Donors offer a range of reasons for participating in the inauguration. One is simply to get good, guaranteed seats and tickets. All donors of $100,000 or more receive benefits keyed to the four-day tribute. These include 38 tickets to 10 balls, receptions, galas and the swearing-in ceremony. Givers of $250,000 get 80 tickets to the 10 events.
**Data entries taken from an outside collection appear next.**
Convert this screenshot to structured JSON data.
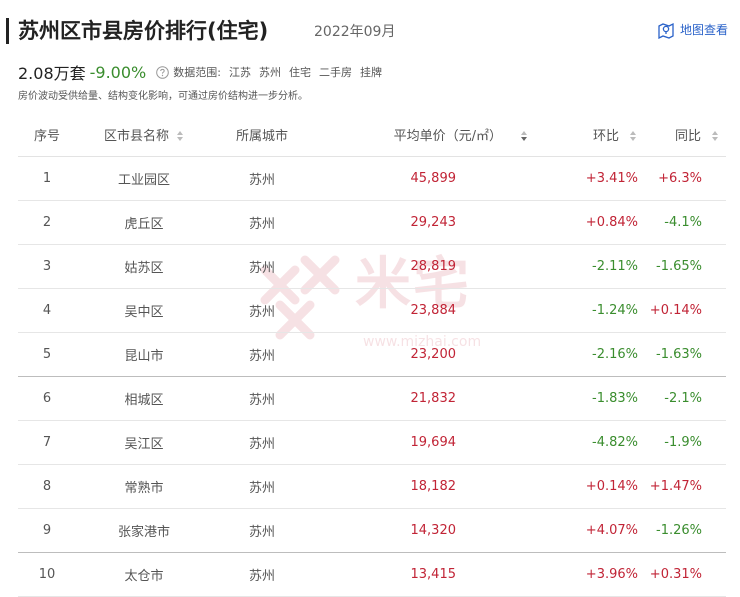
{
  "header": {
    "title": "苏州区市县房价排行(住宅)",
    "period": "2022年09月",
    "map_link_label": "地图查看"
  },
  "summary": {
    "avg_price": "2.08万套",
    "change": "-9.00%",
    "scope_label": "数据范围:",
    "scope_tags": [
      "江苏",
      "苏州",
      "住宅",
      "二手房",
      "挂牌"
    ],
    "note": "房价波动受供给量、结构变化影响，可通过房价结构进一步分析。"
  },
  "table": {
    "columns": [
      "序号",
      "区市县名称",
      "所属城市",
      "平均单价（元/㎡）",
      "环比",
      "同比"
    ],
    "rows": [
      {
        "idx": "1",
        "name": "工业园区",
        "city": "苏州",
        "price": "45,899",
        "mom": "+3.41%",
        "yoy": "+6.3%"
      },
      {
        "idx": "2",
        "name": "虎丘区",
        "city": "苏州",
        "price": "29,243",
        "mom": "+0.84%",
        "yoy": "-4.1%"
      },
      {
        "idx": "3",
        "name": "姑苏区",
        "city": "苏州",
        "price": "28,819",
        "mom": "-2.11%",
        "yoy": "-1.65%"
      },
      {
        "idx": "4",
        "name": "吴中区",
        "city": "苏州",
        "price": "23,884",
        "mom": "-1.24%",
        "yoy": "+0.14%"
      },
      {
        "idx": "5",
        "name": "昆山市",
        "city": "苏州",
        "price": "23,200",
        "mom": "-2.16%",
        "yoy": "-1.63%"
      },
      {
        "idx": "6",
        "name": "相城区",
        "city": "苏州",
        "price": "21,832",
        "mom": "-1.83%",
        "yoy": "-2.1%"
      },
      {
        "idx": "7",
        "name": "吴江区",
        "city": "苏州",
        "price": "19,694",
        "mom": "-4.82%",
        "yoy": "-1.9%"
      },
      {
        "idx": "8",
        "name": "常熟市",
        "city": "苏州",
        "price": "18,182",
        "mom": "+0.14%",
        "yoy": "+1.47%"
      },
      {
        "idx": "9",
        "name": "张家港市",
        "city": "苏州",
        "price": "14,320",
        "mom": "+4.07%",
        "yoy": "-1.26%"
      },
      {
        "idx": "10",
        "name": "太仓市",
        "city": "苏州",
        "price": "13,415",
        "mom": "+3.96%",
        "yoy": "+0.31%"
      }
    ]
  },
  "watermark": {
    "text": "米宅",
    "url": "www.mizhai.com"
  },
  "colors": {
    "up": "#c12436",
    "down": "#3a8d2e",
    "link": "#2a62c9"
  },
  "icons": {
    "map": "map-marker-icon",
    "help": "question-circle-icon",
    "sort": "sort-arrows-icon"
  }
}
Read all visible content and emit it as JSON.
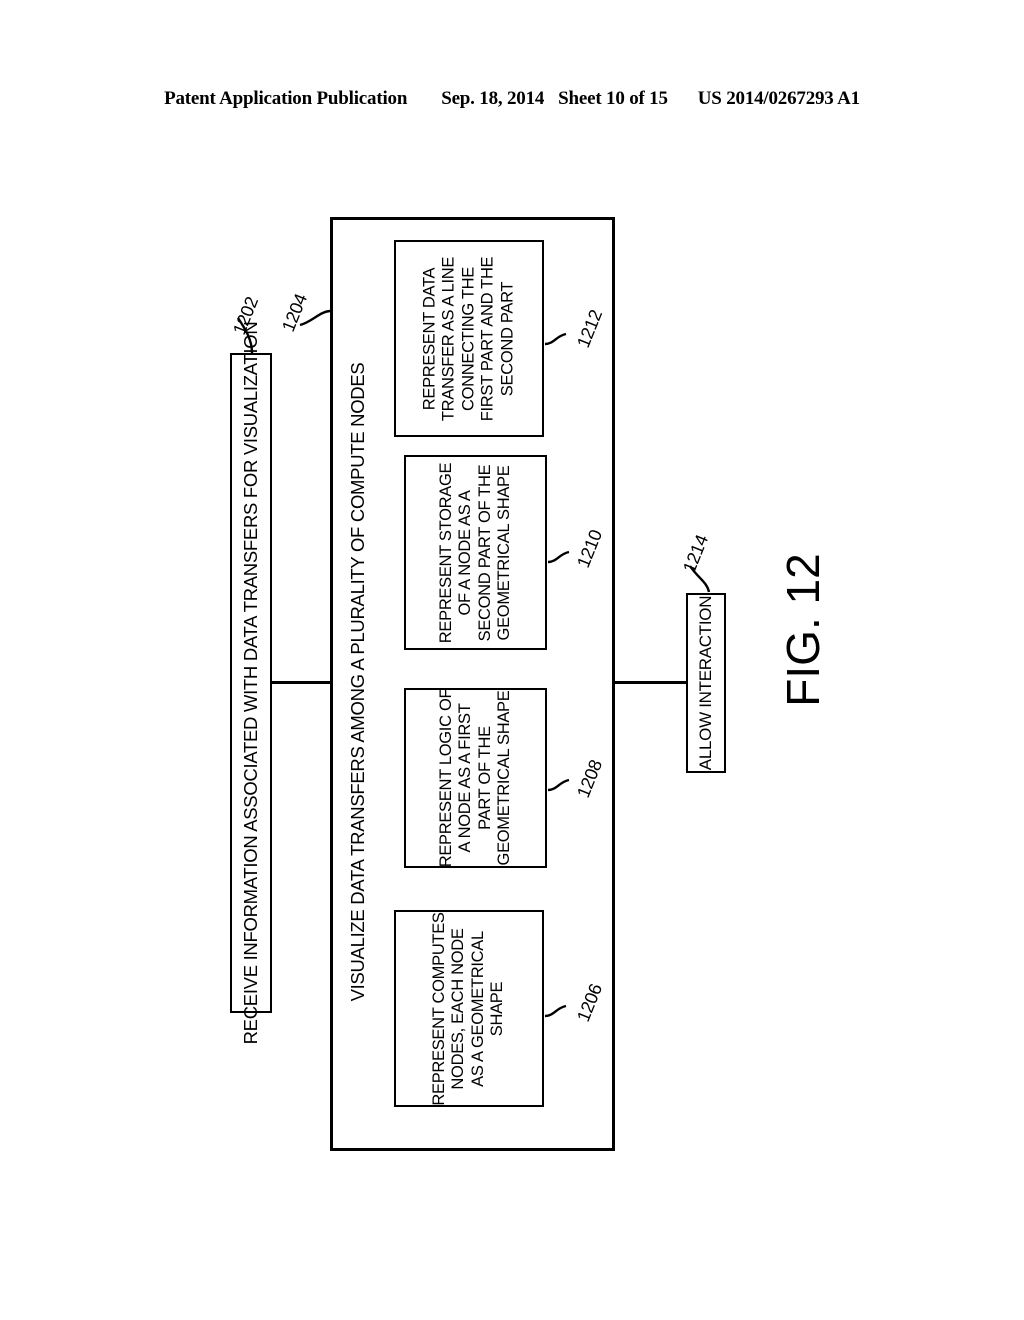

In addition, big donors' names, or the names of their corporations, will appear on official printed materials.
Edward L. Yingling, incoming president of the American Bankers Association, which gave $25,000, said: "We gave enough to get the sets of tickets we need for bankers, some of our staff and some friends of the industry who want to go to certain events."
Patrick Butler, vice president of The Washington Post Co., said the company, which is the parent of this newspaper, agreed to donate to be sure that it has enough tickets to the Inaugural Ball to cover its major corporate advertisers, which The Post fetes at the event every four years.
A spokesman for the Boeing Co., which gave $100,000, said the money is "to help in celebrating the defining event in the American democratic process." Boeing is dealing with federal probes into the tactics it used to win a contract to lease and sell to the Air Force 100 refueling tankers for $23.5 billion.
A few groups are forthright about their desire to see and be seen. "We want our presence to be known here in Washington and at the inauguration," said Lucien Salvant, spokesman for the National Association of Realtors, which contributed $50,000. "We consider ourselves the chief spokesman for real estate issues and property rights, and we want people to recognize that."
Research database editor Derek Willis contributed to this report.